effects of smoking on dental health

effects of smoking on dental health

effects of smoking on dental health

Thanks to the Information Age, we’re all aware that smoking tobacco has negative effects on overall health. But what may not be as readily evident are the harmful effects of smoking on dental health. If you’re a smoker, our staff at Lifetime Family Dental in Gilbert, AZ understands how hard it is to quit, because the nicotine in cigarettes is highly addictive. Later in this post, we’ll recommend avenues for helping you quit. But for now, here is some incentive from the world of dentistry that just might convince you it’s time to take action.

Effects of Smoking on Dental Health

Dingy, discolored teeth, bad breath, and a dulled sense of taste aren’t the only oral side effects of smoking. There are other, more harmful side effects that can impact your health and ultimately shorten your life. Here are a few additional known statistics about how smoking affects your oral health:

—Gum disease. WebMD writes that smoking “interferes with the normal function of gum tissue cells . . .” and makes you more susceptible to gum disease (periodontal disease). If gum disease goes unchecked, the infection can spread to other parts of the body via the bloodstream and impact the heart and other organs.

—Slower healing. Since smoking inhibits the flow of blood to the gums, any wounds in the mouth will heal more slowly, including extraction sites and other dental repairs involving the gums or roots of your teeth.

—Leukoplakia is a medical term for the white patches that can form in the mouth of a smoker. Mucus membranes in the mouth (usually on the roof of the mouth) become inflamed by the chemicals in cigarettes, and those white patches are the result. Though painless, in rare cases the patches can be pre-cancerous.

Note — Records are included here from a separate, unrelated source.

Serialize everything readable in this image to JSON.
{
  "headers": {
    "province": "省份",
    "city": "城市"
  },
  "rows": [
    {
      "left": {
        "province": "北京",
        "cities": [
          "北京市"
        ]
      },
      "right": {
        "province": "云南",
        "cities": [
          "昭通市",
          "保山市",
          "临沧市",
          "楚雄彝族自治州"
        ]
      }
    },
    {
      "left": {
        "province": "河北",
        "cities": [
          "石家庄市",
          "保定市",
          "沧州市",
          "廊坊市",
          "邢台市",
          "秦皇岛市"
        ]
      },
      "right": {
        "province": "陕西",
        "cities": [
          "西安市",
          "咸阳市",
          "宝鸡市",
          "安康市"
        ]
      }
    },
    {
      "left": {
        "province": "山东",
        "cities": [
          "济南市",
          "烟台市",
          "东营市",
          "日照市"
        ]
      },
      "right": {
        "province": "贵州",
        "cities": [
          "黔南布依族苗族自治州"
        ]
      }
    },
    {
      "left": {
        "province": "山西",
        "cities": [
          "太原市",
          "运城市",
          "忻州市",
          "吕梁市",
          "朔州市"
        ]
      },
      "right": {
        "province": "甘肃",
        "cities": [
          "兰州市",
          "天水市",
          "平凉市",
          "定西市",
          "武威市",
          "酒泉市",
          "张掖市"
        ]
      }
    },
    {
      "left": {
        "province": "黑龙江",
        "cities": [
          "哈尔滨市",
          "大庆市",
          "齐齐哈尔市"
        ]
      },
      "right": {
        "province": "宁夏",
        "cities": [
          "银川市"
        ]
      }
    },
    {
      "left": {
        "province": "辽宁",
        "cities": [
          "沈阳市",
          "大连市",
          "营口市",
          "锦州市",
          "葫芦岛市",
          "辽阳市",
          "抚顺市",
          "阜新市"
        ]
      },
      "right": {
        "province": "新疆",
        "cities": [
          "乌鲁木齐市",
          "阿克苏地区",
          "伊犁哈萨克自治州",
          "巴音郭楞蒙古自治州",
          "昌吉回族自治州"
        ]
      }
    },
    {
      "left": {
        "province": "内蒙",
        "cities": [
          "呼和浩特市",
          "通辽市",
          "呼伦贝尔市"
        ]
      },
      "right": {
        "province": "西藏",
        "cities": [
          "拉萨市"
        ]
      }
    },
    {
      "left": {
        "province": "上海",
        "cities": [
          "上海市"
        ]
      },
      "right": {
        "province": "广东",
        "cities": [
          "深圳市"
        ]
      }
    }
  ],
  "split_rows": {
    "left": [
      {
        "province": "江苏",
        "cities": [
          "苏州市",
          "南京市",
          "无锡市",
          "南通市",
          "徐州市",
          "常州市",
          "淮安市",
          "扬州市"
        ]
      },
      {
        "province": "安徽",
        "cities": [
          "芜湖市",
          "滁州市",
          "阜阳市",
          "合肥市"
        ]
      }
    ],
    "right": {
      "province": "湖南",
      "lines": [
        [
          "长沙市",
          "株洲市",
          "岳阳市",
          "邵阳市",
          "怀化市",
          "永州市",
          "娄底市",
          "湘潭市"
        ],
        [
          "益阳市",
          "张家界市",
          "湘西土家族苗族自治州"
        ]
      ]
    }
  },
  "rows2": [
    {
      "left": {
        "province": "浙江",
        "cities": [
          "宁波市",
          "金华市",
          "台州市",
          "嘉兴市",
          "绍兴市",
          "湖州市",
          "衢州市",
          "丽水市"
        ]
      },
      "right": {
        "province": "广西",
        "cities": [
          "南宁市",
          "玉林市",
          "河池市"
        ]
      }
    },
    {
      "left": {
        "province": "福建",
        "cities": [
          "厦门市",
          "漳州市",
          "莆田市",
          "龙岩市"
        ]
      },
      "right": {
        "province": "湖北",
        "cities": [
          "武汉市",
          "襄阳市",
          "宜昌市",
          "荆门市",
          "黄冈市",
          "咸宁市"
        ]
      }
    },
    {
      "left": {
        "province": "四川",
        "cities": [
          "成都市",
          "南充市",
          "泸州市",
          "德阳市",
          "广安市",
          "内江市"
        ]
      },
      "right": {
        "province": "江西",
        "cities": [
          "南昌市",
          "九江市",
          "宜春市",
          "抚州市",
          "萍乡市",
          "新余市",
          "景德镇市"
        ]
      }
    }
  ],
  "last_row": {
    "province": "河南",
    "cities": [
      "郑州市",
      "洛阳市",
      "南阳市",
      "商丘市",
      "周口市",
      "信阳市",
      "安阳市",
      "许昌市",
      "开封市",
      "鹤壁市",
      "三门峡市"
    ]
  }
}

—Bone loss. This study showed clearly that periodontal bone loss is linked to smoking. And bone loss weakens your jawbone, gums, roots, and teeth.

—Oral cancer. Smoking causes an increased risk of oral cancer.

Smokeless Tobacco

Smoking cigarettes isn’t the only form of tobacco use that affects your mouth. Smokeless tobacco (chewing tobacco or snuff) can lead to cancer of the cheeks, gums, or inner lip area. Smoking can lead to cancer of the mouth or throat. And any tobacco product used on a regular basis can cause any or all of the above symptoms.

Steps Toward Health

The effects of smoking on dental health are pretty evident, but if you’re a smoker, you know this highly addictive habit isn’t easy to kick. Yet with help, it’s doable! There are cessation medications your doctor can prescribe to help you make the transition from tobacco to being nicotine-free. There are support groups to fortify your resolve. The American Lung Association has provided a starting place for those who desire to quit but need the resources to make it happen. Whether you smoke or not, our staff at Lifetime Family Dental in Gilbert, AZ, wants to come alongside and help your teeth be their healthiest. We’re here for you, to offer a lifetime of oral care that protects, strengthens, and beautifies.



Image used under creative commons license (Commercial Use) (11/16/18) Photo by Антон Воробьев on Unsplash